### WHAT TO PRODUCE
Among the records, which lines hold the word "label"? Pick them out.

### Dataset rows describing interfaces
-*-*-

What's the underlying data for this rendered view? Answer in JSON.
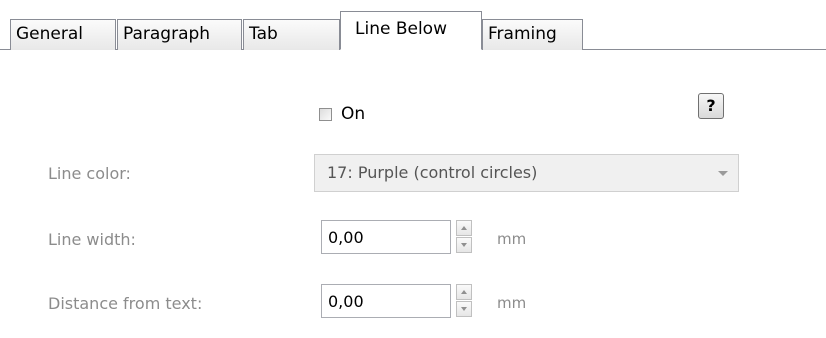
{
  "tabs": [
    {
      "label": "General",
      "active": false
    },
    {
      "label": "Paragraph",
      "active": false
    },
    {
      "label": "Tab",
      "active": false
    },
    {
      "label": "Line Below",
      "active": true
    },
    {
      "label": "Framing",
      "active": false
    }
  ],
  "on_checkbox": {
    "label": "On",
    "checked": false
  },
  "help_button": {
    "label": "?"
  },
  "line_color": {
    "label": "Line color:",
    "value": "17: Purple (control circles)"
  },
  "line_width": {
    "label": "Line width:",
    "value": "0,00",
    "unit": "mm"
  },
  "distance_from_text": {
    "label": "Distance from text:",
    "value": "0,00",
    "unit": "mm"
  },
  "colors": {
    "tab_border": "#898c95",
    "disabled_text": "#8c8c8c",
    "combo_background": "#f0f0f0"
  }
}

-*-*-

### THE COMPLETED TASK
      "label": "General",
      "label": "Paragraph",
      "label": "Tab",
      "label": "Line Below",
      "label": "Framing",
    "label": "On",
    "label": "?"
    "label": "Line color:",
    "label": "Line width:",
    "label": "Distance from text:",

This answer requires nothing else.